JEFFERSON CITY — The Missouri Senate approved up to $240 million in tax credits during eight years to Bombardier, a Canadian aircraft company, that supporters say could bring 2,100 new jobs to the state.
Although the tax credits are aimed at attracting a jet-manufacturing plant in Kansas City, it was a senator from there who delivered the first attacks against the proposal.
Sen. Matt Bartle, R—Lee’s Summit, said it was a mistake to invest tax resources into manufacturing when the economic future for the state lies with new technologies.
“Americans are unwilling to work for the going rate for manufacturing, and it’s been this way for 50 years,” Bartle said. “For 50 years, manufacturing jobs have been moving to countries where the wage base will work for less.”
Critics in the Senate also voiced doubts about the future of the company.
“We don’t know the aircraft manufacturing business,” Bartle said. “We don’t know it’s prospects. We don’t know its overall health in the current marketplace. We’re buying $240 million of junk bonds.”
The bill’s sponsor is the Senate’s GOP leader, Sen. Charlie Shields, R—St. Joseph. He said the bill would require the company to refund the tax credits after the plant became operational.
“This has a positive direct internal rate of return requirement in the legislation,” Shields said.
Legislators said they were concerned that they were investing in a foreign company rather than a Missouri based company.
“We’re giving this French-Canadian company a quarter-billion dollar tax cut. One company that’s not an American company, and one company that’s not a Missouri-based company. We are voting today to prefer this French-Canadian company over every other employer in the state of Missouri,” Bartle said.
Supporters replied that the high-salary jobs required by the bill, along with the requirement for health insurance coverage, would benefit Missouri workers. Shields said the company is expected to hire about 2,100 jobs for the plant.
During the opening hours of debate Thursday, Shields addressed the personal relationship of the governor’s family with the company.
Shields acknowledged that Gov. Matt Blunt’s sister, Amy Blunt, worked for a Kansas City law firm retained by Bombardier.

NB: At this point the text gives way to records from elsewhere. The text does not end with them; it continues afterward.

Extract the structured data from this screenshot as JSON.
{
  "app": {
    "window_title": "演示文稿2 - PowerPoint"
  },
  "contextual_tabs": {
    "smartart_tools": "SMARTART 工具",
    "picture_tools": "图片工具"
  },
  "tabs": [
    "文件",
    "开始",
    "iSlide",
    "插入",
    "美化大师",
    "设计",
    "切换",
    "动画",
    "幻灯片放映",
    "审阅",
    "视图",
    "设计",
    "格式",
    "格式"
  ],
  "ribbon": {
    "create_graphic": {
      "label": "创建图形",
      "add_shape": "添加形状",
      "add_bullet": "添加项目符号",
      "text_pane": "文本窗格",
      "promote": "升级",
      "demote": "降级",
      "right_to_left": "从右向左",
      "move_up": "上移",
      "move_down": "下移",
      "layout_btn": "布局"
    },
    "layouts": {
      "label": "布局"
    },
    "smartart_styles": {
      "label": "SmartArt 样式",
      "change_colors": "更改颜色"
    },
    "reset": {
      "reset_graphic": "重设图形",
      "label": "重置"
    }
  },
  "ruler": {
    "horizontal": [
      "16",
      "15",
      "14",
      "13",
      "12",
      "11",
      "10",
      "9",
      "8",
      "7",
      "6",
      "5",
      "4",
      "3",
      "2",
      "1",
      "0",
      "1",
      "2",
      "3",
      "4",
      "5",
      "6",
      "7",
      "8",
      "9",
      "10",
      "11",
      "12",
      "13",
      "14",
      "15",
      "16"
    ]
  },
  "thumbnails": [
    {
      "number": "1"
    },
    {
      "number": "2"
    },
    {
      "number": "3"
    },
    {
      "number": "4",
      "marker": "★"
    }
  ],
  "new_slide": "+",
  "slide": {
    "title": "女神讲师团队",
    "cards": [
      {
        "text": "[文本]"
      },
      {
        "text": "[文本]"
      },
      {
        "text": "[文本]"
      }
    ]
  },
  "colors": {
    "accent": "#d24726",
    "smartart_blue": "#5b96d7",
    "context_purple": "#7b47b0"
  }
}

Shields argued against amendments that would have prohibited relatives of the administration from working for the aircraft company.
“I don’t think that we ought to be in that business of taking people and putting them out of a job,” Shields said.
Sen. Rita Days, D—St. Louis, said that it’s not uncommon for legislators to take advantage of their positions by voting to create new jobs for themselves.
The tax-credit proposal now goes back to the House which had approved a $880 million package of tax credits for the Canadian firm.
The House can accept the $240 million Senate plan and demand a conference committee to work out the differences in the remaining two weeks of the legislative session.